Such large stars are very unstable. The expelled gas that creates the spectacular nebula (NGC 3372) emitting light in different colors according the ionized elements, that we see today. The gas shell is moving outward at about 1.5 million miles per hour. The whole nebula spans 300 light years.

This image has been taken with narrowband filters. According to the Hubble palette Sulphur-II is assigned to red, H-alpha to green and Oxygen-III to blue.
North is right.

Below you see the center crop of the above image in 44/100% size showing the famous Keyhole Nebula (NGC 3324) close to the bright star Eta-Carina.

Checkout a flash animation blending the normal image with the mapped one: here (press F11 for full screen).

clic for 100% size 1700 x 1400 (735 kB)

Technical Details


TEC-140 APO refractor with TEC flattener at f/7
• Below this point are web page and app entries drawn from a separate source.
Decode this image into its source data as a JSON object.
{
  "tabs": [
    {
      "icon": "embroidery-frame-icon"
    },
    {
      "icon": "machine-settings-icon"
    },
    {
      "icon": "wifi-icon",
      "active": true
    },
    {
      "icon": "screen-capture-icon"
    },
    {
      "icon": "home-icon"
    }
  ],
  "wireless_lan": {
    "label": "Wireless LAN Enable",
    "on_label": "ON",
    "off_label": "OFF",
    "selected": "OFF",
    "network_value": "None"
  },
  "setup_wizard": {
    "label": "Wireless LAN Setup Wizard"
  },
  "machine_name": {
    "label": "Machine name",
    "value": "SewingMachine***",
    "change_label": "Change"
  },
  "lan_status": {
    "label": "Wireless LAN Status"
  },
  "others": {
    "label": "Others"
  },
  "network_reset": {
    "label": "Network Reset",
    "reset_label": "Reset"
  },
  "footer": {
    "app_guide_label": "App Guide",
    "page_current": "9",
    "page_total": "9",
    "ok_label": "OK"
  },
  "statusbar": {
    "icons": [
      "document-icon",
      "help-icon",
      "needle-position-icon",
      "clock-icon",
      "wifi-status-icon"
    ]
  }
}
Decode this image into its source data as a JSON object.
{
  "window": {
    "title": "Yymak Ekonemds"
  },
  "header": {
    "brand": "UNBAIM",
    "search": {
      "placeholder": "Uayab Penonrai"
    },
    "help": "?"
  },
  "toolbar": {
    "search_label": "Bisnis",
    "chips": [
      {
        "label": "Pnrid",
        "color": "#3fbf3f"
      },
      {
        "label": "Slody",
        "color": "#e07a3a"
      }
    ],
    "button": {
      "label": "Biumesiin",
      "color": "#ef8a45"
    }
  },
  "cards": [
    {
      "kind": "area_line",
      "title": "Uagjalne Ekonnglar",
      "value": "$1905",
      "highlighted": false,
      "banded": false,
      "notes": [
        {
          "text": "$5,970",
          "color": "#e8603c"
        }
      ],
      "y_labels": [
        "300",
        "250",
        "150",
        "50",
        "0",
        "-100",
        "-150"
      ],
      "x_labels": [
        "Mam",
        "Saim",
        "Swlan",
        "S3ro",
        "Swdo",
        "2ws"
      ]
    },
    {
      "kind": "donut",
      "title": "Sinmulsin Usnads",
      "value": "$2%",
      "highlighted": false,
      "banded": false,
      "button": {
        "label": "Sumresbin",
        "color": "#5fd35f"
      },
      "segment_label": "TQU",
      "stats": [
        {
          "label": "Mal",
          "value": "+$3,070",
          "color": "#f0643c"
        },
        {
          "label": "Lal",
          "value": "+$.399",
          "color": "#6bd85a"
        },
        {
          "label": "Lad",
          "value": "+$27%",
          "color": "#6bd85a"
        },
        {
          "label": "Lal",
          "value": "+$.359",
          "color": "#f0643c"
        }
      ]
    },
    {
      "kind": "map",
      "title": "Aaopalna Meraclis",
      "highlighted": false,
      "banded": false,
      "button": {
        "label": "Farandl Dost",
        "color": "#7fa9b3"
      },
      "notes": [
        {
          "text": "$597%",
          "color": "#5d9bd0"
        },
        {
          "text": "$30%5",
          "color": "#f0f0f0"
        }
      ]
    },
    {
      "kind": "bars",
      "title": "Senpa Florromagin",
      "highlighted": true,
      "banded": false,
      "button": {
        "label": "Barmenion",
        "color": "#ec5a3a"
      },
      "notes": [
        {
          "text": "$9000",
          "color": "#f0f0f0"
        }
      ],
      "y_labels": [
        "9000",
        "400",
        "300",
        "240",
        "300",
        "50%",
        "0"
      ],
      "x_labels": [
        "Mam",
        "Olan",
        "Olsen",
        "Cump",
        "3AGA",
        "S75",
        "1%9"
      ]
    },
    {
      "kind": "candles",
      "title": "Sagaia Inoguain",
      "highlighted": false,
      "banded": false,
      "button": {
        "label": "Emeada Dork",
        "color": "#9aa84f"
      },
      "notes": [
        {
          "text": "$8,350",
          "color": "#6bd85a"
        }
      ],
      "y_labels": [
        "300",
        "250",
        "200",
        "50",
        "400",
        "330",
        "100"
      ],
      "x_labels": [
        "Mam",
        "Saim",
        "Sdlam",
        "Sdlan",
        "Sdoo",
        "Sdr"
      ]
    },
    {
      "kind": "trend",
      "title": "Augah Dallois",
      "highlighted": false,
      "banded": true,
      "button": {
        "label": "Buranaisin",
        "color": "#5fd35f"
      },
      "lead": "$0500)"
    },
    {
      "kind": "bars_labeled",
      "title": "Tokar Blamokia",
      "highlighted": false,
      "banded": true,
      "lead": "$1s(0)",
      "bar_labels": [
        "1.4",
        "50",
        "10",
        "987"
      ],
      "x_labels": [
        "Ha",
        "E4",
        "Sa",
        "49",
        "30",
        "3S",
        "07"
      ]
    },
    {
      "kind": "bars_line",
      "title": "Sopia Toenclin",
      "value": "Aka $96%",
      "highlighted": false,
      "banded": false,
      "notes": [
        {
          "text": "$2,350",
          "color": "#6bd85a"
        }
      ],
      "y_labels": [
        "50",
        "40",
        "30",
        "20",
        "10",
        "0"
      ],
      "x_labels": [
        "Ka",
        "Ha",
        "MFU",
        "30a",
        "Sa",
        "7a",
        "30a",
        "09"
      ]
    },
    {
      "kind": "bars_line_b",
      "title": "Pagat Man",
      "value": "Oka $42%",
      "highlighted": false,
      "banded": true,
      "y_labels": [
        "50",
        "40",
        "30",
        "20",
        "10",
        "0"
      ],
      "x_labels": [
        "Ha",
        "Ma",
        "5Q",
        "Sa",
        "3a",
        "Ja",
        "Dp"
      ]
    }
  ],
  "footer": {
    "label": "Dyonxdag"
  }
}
Mount AP-400 GEM
Camera SBIG STL-11000M at -20C, internal filter wheel
Filters Astronomik H-alpha, S-II, O-III (15 nm)
Date May 30, 2006.
Location Hakos/Namibia
Sky Conditions mag 7, high transparency, temperature 15 C,
Exposure S-II:Ha:O-III = 90:90:90 minutes (30-minute sub-exposures),
all 1x1.
Processing Image aquisition, calibration and color synthesis in Maxim DL 4.11;
Photoshop: curves, mild unsharp mask, color balance, star color handling, Ha additionally used as 40% L channel;